A few years later I remember going to a kid’s chess tournament. I can’t remember if I played in it or not, I just remember it turning my stomach.
Many years later, in 6th Grade, Mr. Casey had a cheap set with cheap plastic pieces. I remember Abe challenged me to a game… I think he might have called it “chest.” I didn’t really want to play, but I let Abe goad me into it. Four moves later I had him in checkmate (Qxf7#) and Abe slammed his hand into the board in frustration, and the cheap plastic pieces went flying. I remember feeling that it was a cheap win, the tired old checkmate-in-four-moves play.
Two decades later I was living with four friends in Wallingford; one of my roommates was Jamie, a cop who worked graveyard shift. One day he set up his chessboard in the living room and went to work. I saw it there–the house was empty–so I moved pawn to king four and left a note that said “your move.”
The next day I came home and saw Jamie had opened… a4 or some crap… and he left a smack-talking note.
Three days later I had him in checkmate after four moves; I came home that night and found the pieces all over the floor and a note that said “AAAAAAAAAAARRRRRRGGGGGHHHHHH!!!!!!!!!”
The circumstances kind of cracked me up, but again, I felt like the ol’ checkmate-in-four-moves was cheap and unsporting. And then I realized that was the only kind of chess I knew how to play.
I feel like the experience of losing all the time at chess has made me into the
non- post-competitive person I am today.
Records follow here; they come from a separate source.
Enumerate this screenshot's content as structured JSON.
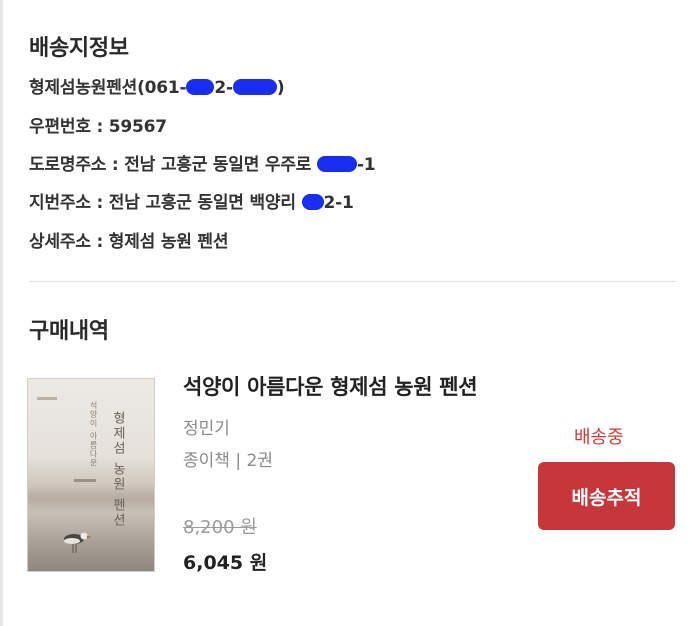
{
  "shipping": {
    "title": "배송지정보",
    "recipient_prefix": "형제섬농원펜션(061-",
    "recipient_mid": "2-",
    "recipient_suffix": ")",
    "postal_label": "우편번호 : 59567",
    "road_prefix": "도로명주소 : 전남 고흥군 동일면 우주로 ",
    "road_suffix": "-1",
    "lot_prefix": "지번주소 : 전남 고흥군 동일면 백양리 ",
    "lot_suffix": "2-1",
    "detail_label": "상세주소 : 형제섬 농원 펜션"
  },
  "purchase": {
    "title": "구매내역",
    "item": {
      "title": "석양이 아름다운 형제섬 농원 펜션",
      "author": "정민기",
      "format": "종이책 | 2권",
      "original_price": "8,200 원",
      "final_price": "6,045 원",
      "status": "배송중",
      "track_button": "배송추적",
      "cover_title": "형제섬 농원 펜션",
      "cover_subtitle": "석양이 아름다운"
    }
  },
  "colors": {
    "accent_red": "#c5373a",
    "status_red": "#cc3b3b",
    "redaction_blue": "#1a2ef0"
  }
}
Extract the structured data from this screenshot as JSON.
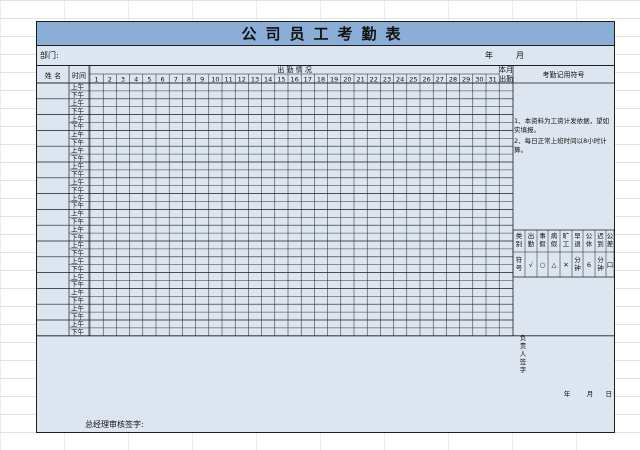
{
  "title": "公司员工考勤表",
  "meta": {
    "dept_label": "部门:",
    "year_label": "年",
    "month_label": "月"
  },
  "header": {
    "name": "姓 名",
    "time": "时间",
    "attendance": "出 勤 情 况",
    "days": [
      "1",
      "2",
      "3",
      "4",
      "5",
      "6",
      "7",
      "8",
      "9",
      "10",
      "11",
      "12",
      "13",
      "14",
      "15",
      "16",
      "17",
      "18",
      "19",
      "20",
      "21",
      "22",
      "23",
      "24",
      "25",
      "26",
      "27",
      "28",
      "29",
      "30",
      "31"
    ],
    "monthly_line1": "本月",
    "monthly_line2": "出勤",
    "symbols_title": "考勤记用符号"
  },
  "periods": {
    "am": "上午",
    "pm": "下午"
  },
  "row_count": 16,
  "notes": [
    "1、本资料为工资计发依据，望如实填报。",
    "2、每日正常上班时间以8小时计算。"
  ],
  "legend": {
    "type_label": "类别",
    "symbol_label": "符号",
    "types": [
      "出勤",
      "事假",
      "病假",
      "旷工",
      "早退",
      "公休",
      "迟到",
      "公差"
    ],
    "symbols": [
      "√",
      "○",
      "△",
      "✕",
      "分钟",
      "6",
      "分钟",
      "口"
    ],
    "symbol_colors": [
      "#1a7a30",
      "#c0202a",
      "#c0202a",
      "#c0202a",
      "#111111",
      "#111111",
      "#111111",
      "#111111"
    ]
  },
  "sign": {
    "label": "负责人签字",
    "year": "年",
    "month": "月",
    "day": "日"
  },
  "footer": {
    "gm_sign": "总经理审核签字:"
  }
}
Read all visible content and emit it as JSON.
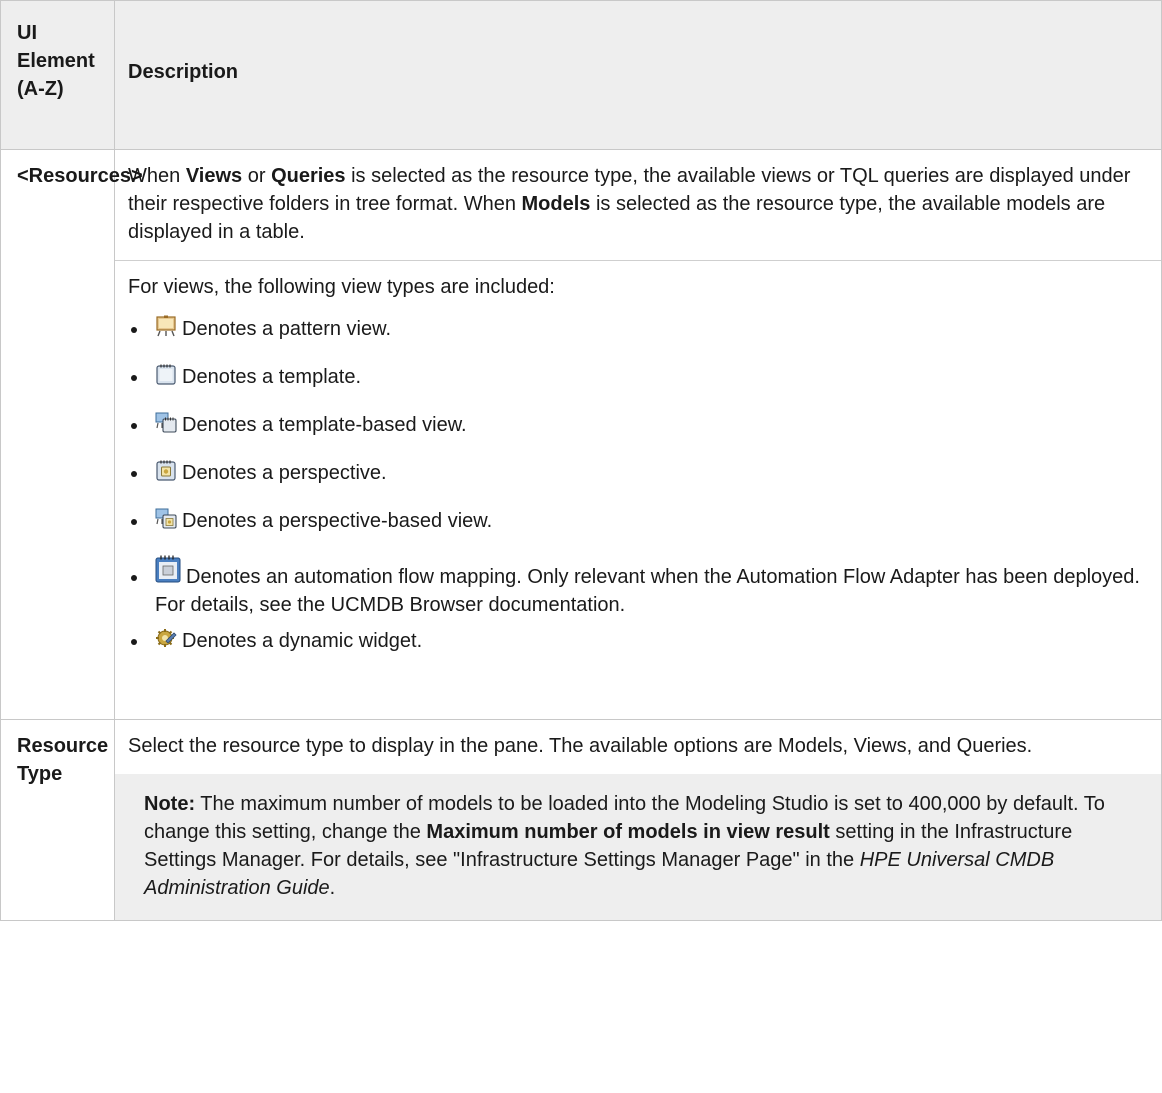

When I find myself in competitive situation, I always end up clowning, not taking it seriously. And wanting to bug out. And when I do see people with that eye-of-the-tiger, I always pity them, and think guh, it’s just a game, get a little perspective… there are people in this world that are hungry. Playing to win smacks of… effort.
So I guess in learning to play and hate chess, I also learned to not play to win. Competition doesn’t move me. I do try to be excellent, I like to do things well, I like to be original, and I like to do things that I find entertaining myself. I like to improve, for the sake of excellence.
But winning itself makes me feel a little awkward, a little self-conscious. I question whether it was performance or luck that got me a the win. I question the authority of whoever declared me the winner. I don’t feel a sense of joy or accomplishment when I win something; if anything, I feel like it’s a joke, like some dumb luck has made everyone go temporarily insane.
I realize that this way of thinking is counter-cultural, and probably mildly treasonous. But I also think that if
non- post-competitive attitude were an Olympic sport… that I’d finish somewhere in the middle of the pack.